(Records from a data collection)
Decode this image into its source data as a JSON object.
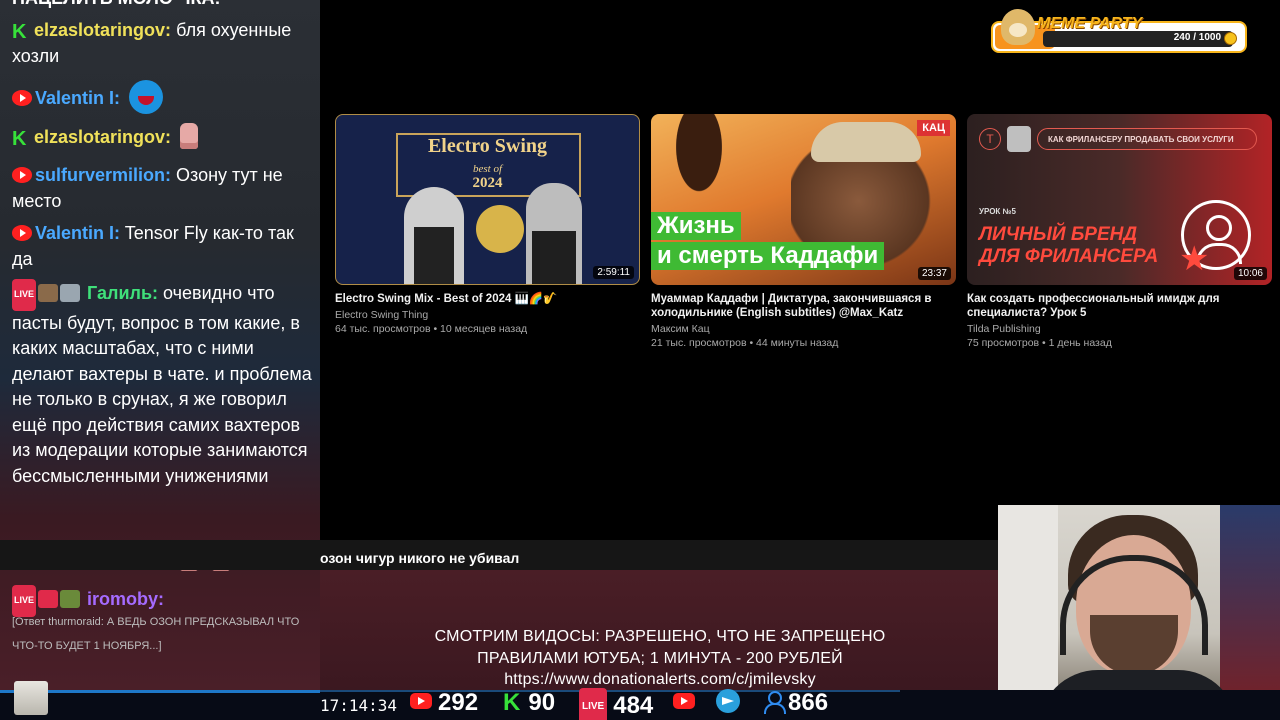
{
  "chat": {
    "top_cut": "НАЦЕЛИТЬ МОЛО ЧКА!",
    "messages": [
      {
        "platform": "kick",
        "user": "elzaslotaringov",
        "user_color": "#f0e15a",
        "text": "бля охуенные хозли"
      },
      {
        "platform": "youtube",
        "user": "Valentin I",
        "user_color": "#4aa9ff",
        "emote": "blue-monster-emote"
      },
      {
        "platform": "kick",
        "user": "elzaslotaringov",
        "user_color": "#f0e15a",
        "emote": "pink-pig-emote"
      },
      {
        "platform": "youtube",
        "user": "sulfurvermilion",
        "user_color": "#4aa9ff",
        "text": "Озону тут не место"
      },
      {
        "platform": "youtube",
        "user": "Valentin I",
        "user_color": "#4aa9ff",
        "text": "Tensor Fly как-то так да"
      },
      {
        "platform": "vk",
        "user": "Галиль",
        "user_color": "#3fe07a",
        "text": "очевидно что пасты будут, вопрос в том какие, в каких масштабах, что с ними делают вахтеры в чате. и проблема не только в срунах, я же говорил ещё про действия самих вахтеров из модерации которые занимаются бессмысленными унижениями"
      },
      {
        "platform": "kick",
        "user": "elzaslotaringov",
        "user_color": "#f0e15a",
        "emote": "pink-pig-emote-x2"
      },
      {
        "platform": "vk",
        "user": "iromoby",
        "user_color": "#a56bff",
        "reply": "[Ответ thurmoraid: А ВЕДЬ ОЗОН ПРЕДСКАЗЫВАЛ ЧТО ЧТО-ТО БУДЕТ 1 НОЯБРЯ...]"
      }
    ]
  },
  "videos": [
    {
      "title": "Electro Swing Mix - Best of 2024 🎹🌈🎷",
      "channel": "Electro Swing Thing",
      "meta": "64 тыс. просмотров • 10 месяцев назад",
      "duration": "2:59:11",
      "thumb_text": {
        "title": "Electro Swing",
        "sub": "best of",
        "year": "2024"
      }
    },
    {
      "title": "Муаммар Каддафи | Диктатура, закончившаяся в холодильнике (English subtitles) @Max_Katz",
      "channel": "Максим Кац",
      "meta": "21 тыс. просмотров • 44 минуты назад",
      "duration": "23:37",
      "thumb_text": {
        "tag": "КАЦ",
        "line1": "Жизнь",
        "line2": "и смерть Каддафи"
      }
    },
    {
      "title": "Как создать профессиональный имидж для специалиста? Урок 5",
      "channel": "Tilda Publishing",
      "meta": "75 просмотров • 1 день назад",
      "duration": "10:06",
      "thumb_text": {
        "pill": "КАК ФРИЛАНСЕРУ ПРОДАВАТЬ СВОИ УСЛУГИ",
        "lesson": "УРОК №5",
        "big1": "ЛИЧНЫЙ БРЕНД",
        "big2": "ДЛЯ ФРИЛАНСЕРА",
        "logo": "T"
      }
    }
  ],
  "strip_text": "озон чигур никого не убивал",
  "announcement": {
    "line1": "СМОТРИМ ВИДОСЫ: РАЗРЕШЕНО, ЧТО НЕ ЗАПРЕЩЕНО",
    "line2": "ПРАВИЛАМИ ЮТУБА; 1 МИНУТА - 200 РУБЛЕЙ",
    "line3": "https://www.donationalerts.com/c/jmilevsky"
  },
  "bottom_bar": {
    "clock": "17:14:34",
    "youtube_viewers": "292",
    "kick_viewers": "90",
    "vk_viewers": "484",
    "total_viewers": "866",
    "kick_label": "K",
    "live_label": "LIVE"
  },
  "meme_party": {
    "title": "MEME PARTY",
    "progress": "240 / 1000",
    "progress_fraction": 0.24
  },
  "colors": {
    "youtube_red": "#ff2020",
    "kick_green": "#37e13a",
    "vk_live_red": "#e02a4a",
    "telegram_blue": "#2aa0dc",
    "meme_orange": "#f7b51c"
  }
}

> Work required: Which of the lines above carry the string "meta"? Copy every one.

> Written response:
      "meta": "64 тыс. просмотров • 10 месяцев назад",
      "meta": "21 тыс. просмотров • 44 минуты назад",
      "meta": "75 просмотров • 1 день назад",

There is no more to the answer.